TDD can be used for both new projects and existing codebases. To get started with TDD, you’ll need a testing framework and a mocking library. For our example, we’ll use JUnit and Mockito.
Once you have your tools in place, it’s time to start writing tests. A good rule of thumb is to aim for around 80% test coverage. This means that 80% of your code should be covered by unit tests. Of course, 100% coverage is always ideal, but it’s not always realistic.
When writing tests, it’s important to think about what could go wrong with your code. What are the edge cases? What are the most likely sources of bugs? Write tests that exercise these areas of your code.
Once you have a suite of tests, write the code necessary to make them pass. Again, start with the simplest possible implementation and gradually add complexity as needed. Once all your tests are passing, you can refactor your code to improve its design without fear of breaking things.
TDD isn’t always easy, but it’s a powerful tool for writing better code. With practice, you’ll get more comfortable with the process
Tips for Making the Most of TDD
There are a few things to keep in mind when using TDD to write code with confidence:
1. Always start with a failing test. This ensures that you have something to work towards and helps keep you focused on the task at hand.
- Write your tests before you write your code. This may seem counterintuitive, but it actually helps you think about what your code needs to do in order to pass the test, leading to better design overall.
Keep your tests small and focused. The more specific a test is, the easier it is to determine if it passes or fails.
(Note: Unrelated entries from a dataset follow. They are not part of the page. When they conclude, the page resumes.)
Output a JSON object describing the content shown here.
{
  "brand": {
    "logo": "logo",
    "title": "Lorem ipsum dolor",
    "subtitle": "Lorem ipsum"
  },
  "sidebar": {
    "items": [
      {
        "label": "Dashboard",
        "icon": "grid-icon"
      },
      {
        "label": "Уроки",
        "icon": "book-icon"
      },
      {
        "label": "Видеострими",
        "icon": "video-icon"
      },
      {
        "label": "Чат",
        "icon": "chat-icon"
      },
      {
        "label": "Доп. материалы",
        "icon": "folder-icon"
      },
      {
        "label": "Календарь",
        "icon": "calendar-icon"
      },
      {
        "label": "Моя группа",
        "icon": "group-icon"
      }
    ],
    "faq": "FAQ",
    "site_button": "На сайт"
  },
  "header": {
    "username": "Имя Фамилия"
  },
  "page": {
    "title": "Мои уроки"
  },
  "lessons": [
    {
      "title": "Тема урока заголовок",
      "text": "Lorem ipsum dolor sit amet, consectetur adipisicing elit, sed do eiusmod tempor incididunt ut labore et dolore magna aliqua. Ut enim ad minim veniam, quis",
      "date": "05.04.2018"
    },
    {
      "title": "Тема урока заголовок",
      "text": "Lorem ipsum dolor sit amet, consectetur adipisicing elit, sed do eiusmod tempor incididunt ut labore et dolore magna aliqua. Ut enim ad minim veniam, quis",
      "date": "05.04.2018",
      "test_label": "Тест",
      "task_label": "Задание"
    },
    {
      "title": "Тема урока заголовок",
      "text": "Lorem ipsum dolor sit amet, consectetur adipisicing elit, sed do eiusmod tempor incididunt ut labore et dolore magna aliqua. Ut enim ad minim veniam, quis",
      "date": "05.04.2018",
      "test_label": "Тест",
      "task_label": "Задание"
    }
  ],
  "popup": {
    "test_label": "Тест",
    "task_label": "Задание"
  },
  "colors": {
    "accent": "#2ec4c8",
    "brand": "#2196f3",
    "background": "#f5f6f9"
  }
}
This also makes it easier to pinpoint the source of any failures.
Run your tests frequently. This allows you to get feedback early and often on the quality of your code, and can help prevent problems from becoming too large or complex to fix easily.
Be prepared to refactor your code as necessary. As your tests reveal errors or flaws in your design, don’t be afraid to go back and make changes – that’s what TDD is all about!
Challenges of Adopting TDD
There are a few challenges that can come with adopting TDD. For one, it can be difficult to change the way you write code if you’re used to working in a certain way. It can also be challenging to get started with TDD if you’re not familiar with the concept or don’t have a strong understanding of unit testing. It’s important to make sure that your team is on board with TDD and understands the benefits of using this approach to writing code. Otherwise, it will be difficult to fully implement TDD into your workflow.
Alternatives to TDD
There are a few different approaches that can be taken when writing code with confidence. One popular approach is test-driven development (TDD). This involves writing tests for your code before you write the actual code itself. TDD can help to ensure that your code is robust and bug-free.
Another option is to use a behavior-driven development (BDD) framework. This approach focuses on specifying the behavior of an application before writing any code. BDD can help you to better understand the requirements of your application and make sure that all the necessary functionality is included.
Yet another possibility is to use a formal verification tool. This type of tool allows you to mathematically prove that your code meets its specifications. Formal verification can be used to guarantee that your code is correct, but it can be quite complex and time-consuming.
Test-driven development is an efficient and effective way to ensure that your codebase meets the requirements of the project. Because it allows for quicker iteration, test-driven development helps developers write better code with fewer bugs and more confidence. By writing tests first, developing code against those tests, and then refactoring the code as necessary, developers can be sure that their software meets all of the necessary criteria before deployment. Test-Driven Development will help any software developer quickly create high quality applications with confidence!